• **DIRECTIONS**
Type out the data again, word for word and in full.

• **Records from a data collection**
++++++
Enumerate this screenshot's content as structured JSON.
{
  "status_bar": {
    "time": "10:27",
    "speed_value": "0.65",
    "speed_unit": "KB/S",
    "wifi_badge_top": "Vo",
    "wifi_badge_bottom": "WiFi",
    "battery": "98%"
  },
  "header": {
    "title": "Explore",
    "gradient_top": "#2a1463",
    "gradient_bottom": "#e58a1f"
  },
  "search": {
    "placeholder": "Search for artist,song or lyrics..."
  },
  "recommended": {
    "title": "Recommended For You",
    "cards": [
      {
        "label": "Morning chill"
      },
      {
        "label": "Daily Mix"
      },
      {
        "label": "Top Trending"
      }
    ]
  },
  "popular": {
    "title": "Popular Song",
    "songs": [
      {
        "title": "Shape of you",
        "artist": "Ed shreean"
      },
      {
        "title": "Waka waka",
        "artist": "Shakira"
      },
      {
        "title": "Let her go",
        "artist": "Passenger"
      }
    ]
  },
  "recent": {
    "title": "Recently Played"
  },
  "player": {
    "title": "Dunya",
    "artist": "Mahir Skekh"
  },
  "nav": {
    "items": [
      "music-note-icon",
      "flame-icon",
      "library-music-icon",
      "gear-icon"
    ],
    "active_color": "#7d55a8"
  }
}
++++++
• **WRITTEN REPLY**
Enumerate this screenshot's content as structured JSON.
{
  "status_bar": {
    "time": "10:27",
    "speed_value": "0.65",
    "speed_unit": "KB/S",
    "wifi_badge_top": "Vo",
    "wifi_badge_bottom": "WiFi",
    "battery": "98%"
  },
  "header": {
    "title": "Explore",
    "gradient_top": "#2a1463",
    "gradient_bottom": "#e58a1f"
  },
  "search": {
    "placeholder": "Search for artist,song or lyrics..."
  },
  "recommended": {
    "title": "Recommended For You",
    "cards": [
      {
        "label": "Morning chill"
      },
      {
        "label": "Daily Mix"
      },
      {
        "label": "Top Trending"
      }
    ]
  },
  "popular": {
    "title": "Popular Song",
    "songs": [
      {
        "title": "Shape of you",
        "artist": "Ed shreean"
      },
      {
        "title": "Waka waka",
        "artist": "Shakira"
      },
      {
        "title": "Let her go",
        "artist": "Passenger"
      }
    ]
  },
  "recent": {
    "title": "Recently Played"
  },
  "player": {
    "title": "Dunya",
    "artist": "Mahir Skekh"
  },
  "nav": {
    "items": [
      "music-note-icon",
      "flame-icon",
      "library-music-icon",
      "gear-icon"
    ],
    "active_color": "#7d55a8"
  }
}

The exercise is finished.